Only the most bitter among them would call their reality a nightmare and protest that they have indeed lost something, the future. But ever since they were old enough to imagine one, that has been in jeopardy anyway. The absence of personal and social values is to them, not a revelation shaking the ground beneath them, but a problem demanding a day-to-day solution. How to live seems to them much more crucial than why. And it is precisely at this point that the copywriter and the hot-rod driver meet, and their identical beatness becomes significant, for, unlike the Lost Generation, which was occupied with the loss of faith, the Beat Generation is becoming more and more occupied with the need for it. As such, it is a disturbing illustration of Voltaire's reliable old joke: "If there were no God, it would be necessary to invent Him." Not content to bemoan His absence, they are busily and haphazardly inventing totems for Him on all sides...
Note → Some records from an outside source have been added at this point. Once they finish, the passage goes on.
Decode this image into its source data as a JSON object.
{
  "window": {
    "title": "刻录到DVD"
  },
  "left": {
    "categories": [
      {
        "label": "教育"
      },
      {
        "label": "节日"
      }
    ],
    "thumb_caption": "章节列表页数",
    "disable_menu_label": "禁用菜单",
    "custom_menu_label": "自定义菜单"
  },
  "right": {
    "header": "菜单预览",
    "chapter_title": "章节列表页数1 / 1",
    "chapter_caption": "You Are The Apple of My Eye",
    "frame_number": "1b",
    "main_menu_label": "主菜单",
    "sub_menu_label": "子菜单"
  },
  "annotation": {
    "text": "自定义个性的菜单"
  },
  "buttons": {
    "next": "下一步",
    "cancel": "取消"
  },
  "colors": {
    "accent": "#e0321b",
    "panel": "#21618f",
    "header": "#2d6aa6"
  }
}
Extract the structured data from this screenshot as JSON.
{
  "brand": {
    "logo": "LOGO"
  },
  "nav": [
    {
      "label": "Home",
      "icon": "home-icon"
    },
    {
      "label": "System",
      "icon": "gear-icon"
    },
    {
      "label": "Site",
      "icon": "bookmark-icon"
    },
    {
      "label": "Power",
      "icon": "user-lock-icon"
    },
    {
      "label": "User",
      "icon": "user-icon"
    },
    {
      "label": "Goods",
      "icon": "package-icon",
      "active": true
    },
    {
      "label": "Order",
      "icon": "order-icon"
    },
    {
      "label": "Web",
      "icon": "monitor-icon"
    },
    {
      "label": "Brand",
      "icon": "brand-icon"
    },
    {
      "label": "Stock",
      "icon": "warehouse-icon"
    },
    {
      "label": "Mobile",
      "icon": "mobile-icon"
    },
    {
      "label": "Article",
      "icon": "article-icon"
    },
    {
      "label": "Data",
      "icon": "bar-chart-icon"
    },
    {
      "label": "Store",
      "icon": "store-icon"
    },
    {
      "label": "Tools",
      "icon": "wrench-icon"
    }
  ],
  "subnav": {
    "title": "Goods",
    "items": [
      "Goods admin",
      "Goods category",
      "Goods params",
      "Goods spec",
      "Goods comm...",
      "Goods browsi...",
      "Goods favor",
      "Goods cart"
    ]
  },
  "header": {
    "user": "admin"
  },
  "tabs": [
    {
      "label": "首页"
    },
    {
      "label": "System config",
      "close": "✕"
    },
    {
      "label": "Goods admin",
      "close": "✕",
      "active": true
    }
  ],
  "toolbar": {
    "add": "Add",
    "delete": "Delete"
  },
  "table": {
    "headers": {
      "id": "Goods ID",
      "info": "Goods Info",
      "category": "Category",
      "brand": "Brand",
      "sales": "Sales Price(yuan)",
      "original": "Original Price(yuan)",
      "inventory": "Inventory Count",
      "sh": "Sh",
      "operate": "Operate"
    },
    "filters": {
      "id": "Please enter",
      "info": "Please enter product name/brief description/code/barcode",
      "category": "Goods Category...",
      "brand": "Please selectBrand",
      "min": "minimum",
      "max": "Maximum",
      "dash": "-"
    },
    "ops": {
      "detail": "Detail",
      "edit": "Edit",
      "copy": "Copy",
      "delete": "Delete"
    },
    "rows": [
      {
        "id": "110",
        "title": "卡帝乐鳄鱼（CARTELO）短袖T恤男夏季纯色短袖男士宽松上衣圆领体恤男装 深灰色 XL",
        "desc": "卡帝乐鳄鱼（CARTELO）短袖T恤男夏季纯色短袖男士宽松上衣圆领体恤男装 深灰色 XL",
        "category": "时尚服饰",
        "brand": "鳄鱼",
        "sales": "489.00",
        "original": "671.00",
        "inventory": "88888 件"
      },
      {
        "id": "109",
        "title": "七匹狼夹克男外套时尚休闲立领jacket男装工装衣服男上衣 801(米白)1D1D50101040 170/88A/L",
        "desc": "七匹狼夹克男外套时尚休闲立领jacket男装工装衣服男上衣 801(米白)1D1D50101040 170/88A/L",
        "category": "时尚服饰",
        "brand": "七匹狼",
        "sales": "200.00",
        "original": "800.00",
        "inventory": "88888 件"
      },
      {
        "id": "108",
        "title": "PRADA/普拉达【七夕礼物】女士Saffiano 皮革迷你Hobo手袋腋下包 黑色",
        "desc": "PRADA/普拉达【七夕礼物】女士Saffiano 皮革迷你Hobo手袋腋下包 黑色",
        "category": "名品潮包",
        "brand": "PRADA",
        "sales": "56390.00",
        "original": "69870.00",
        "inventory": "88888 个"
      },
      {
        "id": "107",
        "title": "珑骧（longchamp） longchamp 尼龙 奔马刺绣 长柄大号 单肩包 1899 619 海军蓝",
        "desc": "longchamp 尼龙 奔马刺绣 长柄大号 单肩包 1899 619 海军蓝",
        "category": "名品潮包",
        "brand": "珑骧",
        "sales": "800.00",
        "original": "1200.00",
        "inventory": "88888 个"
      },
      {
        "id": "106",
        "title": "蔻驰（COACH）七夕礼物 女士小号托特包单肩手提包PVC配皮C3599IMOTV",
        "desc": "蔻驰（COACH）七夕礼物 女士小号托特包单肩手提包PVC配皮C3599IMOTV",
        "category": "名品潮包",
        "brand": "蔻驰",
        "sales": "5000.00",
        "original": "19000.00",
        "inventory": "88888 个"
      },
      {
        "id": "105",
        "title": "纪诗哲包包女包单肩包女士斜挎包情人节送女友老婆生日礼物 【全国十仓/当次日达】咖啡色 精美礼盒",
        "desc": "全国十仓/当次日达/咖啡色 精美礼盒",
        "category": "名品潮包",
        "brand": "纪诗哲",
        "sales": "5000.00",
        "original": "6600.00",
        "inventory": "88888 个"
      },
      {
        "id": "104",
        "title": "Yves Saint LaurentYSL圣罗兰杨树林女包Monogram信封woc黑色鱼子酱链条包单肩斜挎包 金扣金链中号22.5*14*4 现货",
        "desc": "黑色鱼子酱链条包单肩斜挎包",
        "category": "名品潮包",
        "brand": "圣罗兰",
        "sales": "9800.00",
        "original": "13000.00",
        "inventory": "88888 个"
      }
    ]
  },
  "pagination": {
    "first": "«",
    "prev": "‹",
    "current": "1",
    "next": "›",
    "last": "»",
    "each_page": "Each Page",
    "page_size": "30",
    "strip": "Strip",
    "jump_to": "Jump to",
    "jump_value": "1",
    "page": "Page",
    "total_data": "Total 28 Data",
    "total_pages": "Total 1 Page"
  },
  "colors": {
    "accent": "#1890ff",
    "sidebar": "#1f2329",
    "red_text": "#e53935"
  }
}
In the wildest hipster, making a mystique of bop, drugs and the night life, there is no desire t shatter the drugs and the night life, there is no desire to shatter the "square" society in which he lives, only to elude it. To get on a soapbox or write a manifesto would seem to him absurd.... Equally, the young Republican, though often seeming to hold up Babbitt as his culture hero, is neither vulgar nor materialistic, as Babbitt was. He conforms because he believes it Is socially practical, not necessarily virtuous. Both positions, however, are the result of more or less the same conviction -- namely that the valueless abyss of modern life is unbearable.
In the photo above, Clellon Holmes is standing at far left.